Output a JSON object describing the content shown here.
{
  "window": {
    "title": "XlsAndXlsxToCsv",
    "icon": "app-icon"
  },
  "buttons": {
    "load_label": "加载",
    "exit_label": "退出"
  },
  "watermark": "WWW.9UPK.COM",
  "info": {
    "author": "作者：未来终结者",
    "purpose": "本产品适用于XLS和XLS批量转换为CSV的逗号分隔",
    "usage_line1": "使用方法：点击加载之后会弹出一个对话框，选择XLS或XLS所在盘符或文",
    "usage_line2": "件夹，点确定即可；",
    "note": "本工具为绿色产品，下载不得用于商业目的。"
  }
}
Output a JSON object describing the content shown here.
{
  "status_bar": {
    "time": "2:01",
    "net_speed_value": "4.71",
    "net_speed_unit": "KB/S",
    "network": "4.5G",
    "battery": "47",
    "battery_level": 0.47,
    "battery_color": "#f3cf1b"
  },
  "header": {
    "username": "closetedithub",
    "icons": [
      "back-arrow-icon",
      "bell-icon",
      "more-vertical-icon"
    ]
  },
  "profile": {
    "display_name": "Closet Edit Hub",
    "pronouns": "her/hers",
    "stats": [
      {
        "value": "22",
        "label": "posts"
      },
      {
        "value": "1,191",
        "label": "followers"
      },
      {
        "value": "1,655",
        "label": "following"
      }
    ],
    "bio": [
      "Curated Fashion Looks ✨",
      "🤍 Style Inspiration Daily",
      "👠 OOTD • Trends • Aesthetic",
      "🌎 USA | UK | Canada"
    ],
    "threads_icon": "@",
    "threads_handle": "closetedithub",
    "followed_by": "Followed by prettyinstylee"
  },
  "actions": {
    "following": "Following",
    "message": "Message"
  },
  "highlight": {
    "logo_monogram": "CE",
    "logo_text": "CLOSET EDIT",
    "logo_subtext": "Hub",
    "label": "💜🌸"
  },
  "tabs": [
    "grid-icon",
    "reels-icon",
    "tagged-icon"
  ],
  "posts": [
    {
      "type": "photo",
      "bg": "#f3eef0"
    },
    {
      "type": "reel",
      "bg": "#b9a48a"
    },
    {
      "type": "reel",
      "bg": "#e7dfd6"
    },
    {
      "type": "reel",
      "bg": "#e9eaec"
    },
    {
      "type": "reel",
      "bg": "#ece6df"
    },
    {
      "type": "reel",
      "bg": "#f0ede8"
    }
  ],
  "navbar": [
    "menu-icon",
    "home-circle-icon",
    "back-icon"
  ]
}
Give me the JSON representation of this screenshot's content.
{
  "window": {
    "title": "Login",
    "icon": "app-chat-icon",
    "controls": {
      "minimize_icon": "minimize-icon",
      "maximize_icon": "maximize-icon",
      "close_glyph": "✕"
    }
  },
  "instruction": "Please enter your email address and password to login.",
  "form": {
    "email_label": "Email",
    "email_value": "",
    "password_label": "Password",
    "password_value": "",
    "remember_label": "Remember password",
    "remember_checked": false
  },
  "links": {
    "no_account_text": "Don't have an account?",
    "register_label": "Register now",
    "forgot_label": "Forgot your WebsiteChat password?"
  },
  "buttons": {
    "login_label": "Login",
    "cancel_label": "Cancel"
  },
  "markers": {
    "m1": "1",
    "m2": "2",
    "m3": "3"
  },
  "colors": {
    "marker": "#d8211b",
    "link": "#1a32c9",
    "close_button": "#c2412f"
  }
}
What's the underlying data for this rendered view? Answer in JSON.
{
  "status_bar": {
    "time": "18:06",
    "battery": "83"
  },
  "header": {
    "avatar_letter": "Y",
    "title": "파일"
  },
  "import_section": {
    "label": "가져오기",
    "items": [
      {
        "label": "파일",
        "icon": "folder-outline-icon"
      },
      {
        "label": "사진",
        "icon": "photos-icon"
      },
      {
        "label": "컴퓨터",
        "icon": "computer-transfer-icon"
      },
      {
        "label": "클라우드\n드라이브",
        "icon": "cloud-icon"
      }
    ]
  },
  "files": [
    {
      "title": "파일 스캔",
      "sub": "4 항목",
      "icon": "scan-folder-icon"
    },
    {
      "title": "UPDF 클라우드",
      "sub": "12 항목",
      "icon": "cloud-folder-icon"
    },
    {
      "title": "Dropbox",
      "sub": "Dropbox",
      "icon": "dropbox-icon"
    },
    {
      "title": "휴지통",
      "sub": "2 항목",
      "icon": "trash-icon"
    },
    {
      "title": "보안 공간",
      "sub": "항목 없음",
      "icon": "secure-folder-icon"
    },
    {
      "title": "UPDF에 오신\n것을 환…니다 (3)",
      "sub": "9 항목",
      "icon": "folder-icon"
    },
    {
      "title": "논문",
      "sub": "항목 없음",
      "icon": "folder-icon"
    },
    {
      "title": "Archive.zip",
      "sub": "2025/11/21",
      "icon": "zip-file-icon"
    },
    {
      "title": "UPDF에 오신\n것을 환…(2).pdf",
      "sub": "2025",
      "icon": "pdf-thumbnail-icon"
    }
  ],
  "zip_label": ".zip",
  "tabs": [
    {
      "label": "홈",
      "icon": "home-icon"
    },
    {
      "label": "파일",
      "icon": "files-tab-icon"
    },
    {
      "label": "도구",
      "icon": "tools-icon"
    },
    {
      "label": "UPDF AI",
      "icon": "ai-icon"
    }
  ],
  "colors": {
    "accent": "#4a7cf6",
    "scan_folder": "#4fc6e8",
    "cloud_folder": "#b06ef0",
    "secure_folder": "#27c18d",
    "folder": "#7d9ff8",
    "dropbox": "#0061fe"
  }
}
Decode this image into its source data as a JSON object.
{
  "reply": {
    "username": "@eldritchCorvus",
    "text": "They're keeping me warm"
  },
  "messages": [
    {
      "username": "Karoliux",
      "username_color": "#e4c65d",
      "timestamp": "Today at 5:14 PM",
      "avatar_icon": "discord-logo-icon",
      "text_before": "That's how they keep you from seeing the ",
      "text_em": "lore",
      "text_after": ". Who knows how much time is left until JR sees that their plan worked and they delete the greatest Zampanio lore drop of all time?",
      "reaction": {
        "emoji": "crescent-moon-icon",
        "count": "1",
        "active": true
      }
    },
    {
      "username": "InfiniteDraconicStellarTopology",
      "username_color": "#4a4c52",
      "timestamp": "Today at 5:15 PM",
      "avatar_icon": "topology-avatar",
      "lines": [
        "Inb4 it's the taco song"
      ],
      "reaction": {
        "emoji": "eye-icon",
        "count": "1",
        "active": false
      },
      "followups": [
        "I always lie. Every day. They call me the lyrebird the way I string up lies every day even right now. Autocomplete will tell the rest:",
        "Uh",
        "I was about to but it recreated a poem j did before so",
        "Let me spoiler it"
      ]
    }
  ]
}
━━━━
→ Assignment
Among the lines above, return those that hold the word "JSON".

→ Answer space
Output a JSON object describing the content shown here.
Output a JSON object describing the content shown here.
Give me the JSON representation of this screenshot's content.
What's the underlying data for this rendered view? Answer in JSON.
Decode this image into its source data as a JSON object.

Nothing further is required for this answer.